[Start of Attachment]

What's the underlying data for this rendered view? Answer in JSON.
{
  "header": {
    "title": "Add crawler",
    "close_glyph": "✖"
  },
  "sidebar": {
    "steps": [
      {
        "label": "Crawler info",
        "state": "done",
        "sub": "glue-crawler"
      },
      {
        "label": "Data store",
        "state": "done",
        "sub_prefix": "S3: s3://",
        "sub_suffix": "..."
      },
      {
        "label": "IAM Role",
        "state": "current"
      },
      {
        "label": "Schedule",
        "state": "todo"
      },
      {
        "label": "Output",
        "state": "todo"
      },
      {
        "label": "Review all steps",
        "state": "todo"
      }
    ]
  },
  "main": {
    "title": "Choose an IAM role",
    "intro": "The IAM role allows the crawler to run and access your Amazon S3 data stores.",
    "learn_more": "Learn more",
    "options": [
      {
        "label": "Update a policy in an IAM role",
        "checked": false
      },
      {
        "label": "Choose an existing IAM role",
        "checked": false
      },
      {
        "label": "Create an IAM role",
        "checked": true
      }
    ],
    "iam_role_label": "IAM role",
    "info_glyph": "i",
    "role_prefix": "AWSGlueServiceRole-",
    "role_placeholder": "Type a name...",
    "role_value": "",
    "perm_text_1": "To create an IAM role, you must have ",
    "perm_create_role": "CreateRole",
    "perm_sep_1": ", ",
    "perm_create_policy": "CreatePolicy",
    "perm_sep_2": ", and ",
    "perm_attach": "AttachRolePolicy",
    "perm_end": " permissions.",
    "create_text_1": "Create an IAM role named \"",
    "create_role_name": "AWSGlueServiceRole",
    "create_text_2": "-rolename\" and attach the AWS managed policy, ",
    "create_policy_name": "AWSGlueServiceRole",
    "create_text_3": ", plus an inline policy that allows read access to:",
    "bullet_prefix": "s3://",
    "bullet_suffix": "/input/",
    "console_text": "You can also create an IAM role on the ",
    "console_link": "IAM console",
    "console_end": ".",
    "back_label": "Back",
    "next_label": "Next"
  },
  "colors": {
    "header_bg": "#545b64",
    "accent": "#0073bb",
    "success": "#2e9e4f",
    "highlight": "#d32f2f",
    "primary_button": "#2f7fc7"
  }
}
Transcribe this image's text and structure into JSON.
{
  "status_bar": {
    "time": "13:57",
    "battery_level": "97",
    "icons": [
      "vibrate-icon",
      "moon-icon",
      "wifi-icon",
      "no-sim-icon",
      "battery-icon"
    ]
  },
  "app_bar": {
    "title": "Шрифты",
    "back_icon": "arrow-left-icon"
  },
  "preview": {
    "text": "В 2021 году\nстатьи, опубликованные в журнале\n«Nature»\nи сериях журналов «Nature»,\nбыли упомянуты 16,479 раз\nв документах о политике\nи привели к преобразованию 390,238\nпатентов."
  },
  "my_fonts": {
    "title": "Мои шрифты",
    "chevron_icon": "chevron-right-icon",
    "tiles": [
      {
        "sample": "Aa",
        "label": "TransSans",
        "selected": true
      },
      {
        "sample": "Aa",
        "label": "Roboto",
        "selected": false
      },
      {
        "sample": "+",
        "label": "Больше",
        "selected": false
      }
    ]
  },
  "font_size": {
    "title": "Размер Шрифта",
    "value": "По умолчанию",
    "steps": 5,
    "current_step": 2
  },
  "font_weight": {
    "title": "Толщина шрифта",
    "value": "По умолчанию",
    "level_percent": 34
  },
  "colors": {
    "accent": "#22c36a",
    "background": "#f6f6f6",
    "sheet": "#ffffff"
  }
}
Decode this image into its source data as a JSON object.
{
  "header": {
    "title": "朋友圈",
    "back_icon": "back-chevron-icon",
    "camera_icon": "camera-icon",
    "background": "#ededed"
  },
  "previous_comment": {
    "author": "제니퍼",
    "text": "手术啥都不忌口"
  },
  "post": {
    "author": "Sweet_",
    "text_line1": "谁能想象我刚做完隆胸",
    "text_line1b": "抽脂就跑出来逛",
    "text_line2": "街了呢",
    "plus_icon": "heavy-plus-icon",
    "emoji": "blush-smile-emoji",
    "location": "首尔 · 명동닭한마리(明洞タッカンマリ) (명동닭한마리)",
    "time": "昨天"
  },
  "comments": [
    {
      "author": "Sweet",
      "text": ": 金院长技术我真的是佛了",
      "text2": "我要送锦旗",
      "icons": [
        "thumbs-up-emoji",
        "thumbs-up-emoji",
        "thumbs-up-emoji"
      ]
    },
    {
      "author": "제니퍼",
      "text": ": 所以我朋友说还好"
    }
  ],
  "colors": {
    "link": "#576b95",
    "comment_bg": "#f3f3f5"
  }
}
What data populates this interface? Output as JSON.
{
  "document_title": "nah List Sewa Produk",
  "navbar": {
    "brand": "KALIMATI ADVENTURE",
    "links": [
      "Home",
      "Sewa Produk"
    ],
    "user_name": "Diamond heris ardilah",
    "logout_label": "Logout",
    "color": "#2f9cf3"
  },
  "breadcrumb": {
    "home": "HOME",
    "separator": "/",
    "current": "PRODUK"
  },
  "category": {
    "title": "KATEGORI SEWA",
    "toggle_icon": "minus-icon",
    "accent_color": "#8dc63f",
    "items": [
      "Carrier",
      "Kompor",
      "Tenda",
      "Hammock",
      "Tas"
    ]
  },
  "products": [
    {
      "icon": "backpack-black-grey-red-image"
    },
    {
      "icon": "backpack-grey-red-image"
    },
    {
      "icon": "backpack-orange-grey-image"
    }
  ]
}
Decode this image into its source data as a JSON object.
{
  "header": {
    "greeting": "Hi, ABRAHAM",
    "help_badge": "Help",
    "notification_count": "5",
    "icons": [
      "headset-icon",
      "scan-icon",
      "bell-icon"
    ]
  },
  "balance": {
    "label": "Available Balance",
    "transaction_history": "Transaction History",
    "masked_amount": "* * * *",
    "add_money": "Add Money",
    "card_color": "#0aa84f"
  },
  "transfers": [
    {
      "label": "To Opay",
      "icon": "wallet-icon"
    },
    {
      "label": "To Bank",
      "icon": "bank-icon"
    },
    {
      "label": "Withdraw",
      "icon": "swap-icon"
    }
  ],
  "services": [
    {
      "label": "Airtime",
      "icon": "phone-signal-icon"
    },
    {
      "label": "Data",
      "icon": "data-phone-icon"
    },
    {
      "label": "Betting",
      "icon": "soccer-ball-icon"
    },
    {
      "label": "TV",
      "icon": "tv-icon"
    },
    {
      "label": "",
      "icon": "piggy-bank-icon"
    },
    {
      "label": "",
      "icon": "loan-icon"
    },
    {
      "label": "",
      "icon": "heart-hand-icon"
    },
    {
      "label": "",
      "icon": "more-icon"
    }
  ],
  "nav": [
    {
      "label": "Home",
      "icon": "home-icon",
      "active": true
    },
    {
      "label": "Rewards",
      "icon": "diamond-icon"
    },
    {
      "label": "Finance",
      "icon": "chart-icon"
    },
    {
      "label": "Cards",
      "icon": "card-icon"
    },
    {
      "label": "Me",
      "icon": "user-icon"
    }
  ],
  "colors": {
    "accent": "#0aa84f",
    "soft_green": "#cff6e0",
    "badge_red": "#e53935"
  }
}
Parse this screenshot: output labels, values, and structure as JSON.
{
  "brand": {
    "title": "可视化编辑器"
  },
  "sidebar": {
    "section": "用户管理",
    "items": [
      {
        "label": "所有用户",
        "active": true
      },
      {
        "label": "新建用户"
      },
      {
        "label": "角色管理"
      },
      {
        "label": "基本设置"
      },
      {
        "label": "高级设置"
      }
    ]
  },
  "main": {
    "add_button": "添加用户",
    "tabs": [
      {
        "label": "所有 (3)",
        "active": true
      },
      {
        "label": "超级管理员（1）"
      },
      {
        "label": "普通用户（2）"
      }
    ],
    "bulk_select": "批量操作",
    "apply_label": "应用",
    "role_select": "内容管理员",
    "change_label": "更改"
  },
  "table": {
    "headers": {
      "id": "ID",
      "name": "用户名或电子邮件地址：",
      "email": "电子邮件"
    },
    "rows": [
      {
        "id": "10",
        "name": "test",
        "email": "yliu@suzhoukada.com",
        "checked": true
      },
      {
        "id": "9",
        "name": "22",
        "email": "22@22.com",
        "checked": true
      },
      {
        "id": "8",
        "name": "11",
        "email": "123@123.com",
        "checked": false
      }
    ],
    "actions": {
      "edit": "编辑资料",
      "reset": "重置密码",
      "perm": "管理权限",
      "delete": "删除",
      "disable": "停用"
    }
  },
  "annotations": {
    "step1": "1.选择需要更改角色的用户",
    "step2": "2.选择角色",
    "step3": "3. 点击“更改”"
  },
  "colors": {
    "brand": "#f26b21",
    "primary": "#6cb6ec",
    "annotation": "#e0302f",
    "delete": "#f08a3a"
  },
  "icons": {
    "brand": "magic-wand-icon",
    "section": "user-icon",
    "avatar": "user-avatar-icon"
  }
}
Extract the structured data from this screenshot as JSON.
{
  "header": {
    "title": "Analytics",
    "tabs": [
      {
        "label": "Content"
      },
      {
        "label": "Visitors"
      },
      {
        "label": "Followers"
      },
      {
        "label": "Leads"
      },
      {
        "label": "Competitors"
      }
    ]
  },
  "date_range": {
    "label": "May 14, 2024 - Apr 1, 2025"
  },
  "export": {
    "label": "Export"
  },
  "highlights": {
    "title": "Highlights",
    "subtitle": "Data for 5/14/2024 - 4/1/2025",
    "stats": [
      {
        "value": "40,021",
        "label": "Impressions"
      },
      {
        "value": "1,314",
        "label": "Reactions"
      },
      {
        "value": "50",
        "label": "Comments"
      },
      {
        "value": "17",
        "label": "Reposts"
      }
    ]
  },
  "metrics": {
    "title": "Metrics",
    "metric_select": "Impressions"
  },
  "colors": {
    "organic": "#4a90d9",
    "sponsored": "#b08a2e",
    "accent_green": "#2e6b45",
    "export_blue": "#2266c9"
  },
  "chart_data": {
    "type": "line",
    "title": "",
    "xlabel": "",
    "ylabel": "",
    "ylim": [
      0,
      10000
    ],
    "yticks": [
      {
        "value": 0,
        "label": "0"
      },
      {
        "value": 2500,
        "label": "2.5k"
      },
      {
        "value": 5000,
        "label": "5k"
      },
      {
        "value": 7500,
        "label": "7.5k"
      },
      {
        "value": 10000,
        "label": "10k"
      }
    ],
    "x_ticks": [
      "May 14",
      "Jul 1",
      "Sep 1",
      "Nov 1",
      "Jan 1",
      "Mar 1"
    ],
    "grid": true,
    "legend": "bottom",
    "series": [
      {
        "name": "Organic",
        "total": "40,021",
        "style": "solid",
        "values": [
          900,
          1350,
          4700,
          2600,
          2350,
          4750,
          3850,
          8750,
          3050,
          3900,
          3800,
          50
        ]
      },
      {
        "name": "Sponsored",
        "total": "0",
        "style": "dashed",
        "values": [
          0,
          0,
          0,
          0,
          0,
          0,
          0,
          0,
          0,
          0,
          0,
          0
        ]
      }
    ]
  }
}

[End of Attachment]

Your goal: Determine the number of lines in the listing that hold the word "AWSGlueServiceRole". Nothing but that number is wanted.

Written solution: 3